A single number is required: how many lines in the entries hold the word "time".

[[ Entries provided, beginning ]]

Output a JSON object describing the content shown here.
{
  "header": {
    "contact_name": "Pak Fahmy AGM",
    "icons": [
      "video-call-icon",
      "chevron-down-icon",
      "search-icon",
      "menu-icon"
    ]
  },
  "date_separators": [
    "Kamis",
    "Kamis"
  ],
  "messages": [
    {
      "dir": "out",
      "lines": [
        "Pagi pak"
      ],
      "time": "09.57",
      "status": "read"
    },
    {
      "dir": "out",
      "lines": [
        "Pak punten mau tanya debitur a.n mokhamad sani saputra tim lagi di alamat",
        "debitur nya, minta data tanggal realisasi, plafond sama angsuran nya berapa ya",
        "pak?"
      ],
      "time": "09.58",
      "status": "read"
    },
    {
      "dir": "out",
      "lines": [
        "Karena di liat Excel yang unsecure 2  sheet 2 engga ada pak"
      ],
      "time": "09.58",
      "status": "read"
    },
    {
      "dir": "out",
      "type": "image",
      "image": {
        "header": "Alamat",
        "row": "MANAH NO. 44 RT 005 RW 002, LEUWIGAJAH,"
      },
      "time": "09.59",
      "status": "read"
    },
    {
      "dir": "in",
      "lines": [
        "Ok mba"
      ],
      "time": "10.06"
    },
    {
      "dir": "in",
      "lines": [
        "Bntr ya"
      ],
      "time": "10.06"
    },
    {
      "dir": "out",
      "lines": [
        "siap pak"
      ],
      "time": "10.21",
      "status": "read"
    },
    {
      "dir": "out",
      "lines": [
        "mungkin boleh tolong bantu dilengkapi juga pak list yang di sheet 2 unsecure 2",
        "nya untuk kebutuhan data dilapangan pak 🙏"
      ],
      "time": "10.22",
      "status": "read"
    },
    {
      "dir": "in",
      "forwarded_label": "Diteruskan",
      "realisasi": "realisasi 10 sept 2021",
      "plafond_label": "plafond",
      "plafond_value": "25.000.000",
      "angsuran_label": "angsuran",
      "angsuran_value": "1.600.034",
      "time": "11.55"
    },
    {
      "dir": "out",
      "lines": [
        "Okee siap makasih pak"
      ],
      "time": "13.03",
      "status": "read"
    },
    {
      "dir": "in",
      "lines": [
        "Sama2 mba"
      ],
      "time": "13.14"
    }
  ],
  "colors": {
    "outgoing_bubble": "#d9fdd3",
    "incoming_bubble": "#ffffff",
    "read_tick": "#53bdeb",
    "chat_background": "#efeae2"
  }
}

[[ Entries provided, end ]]

▸ **Output of the task**
11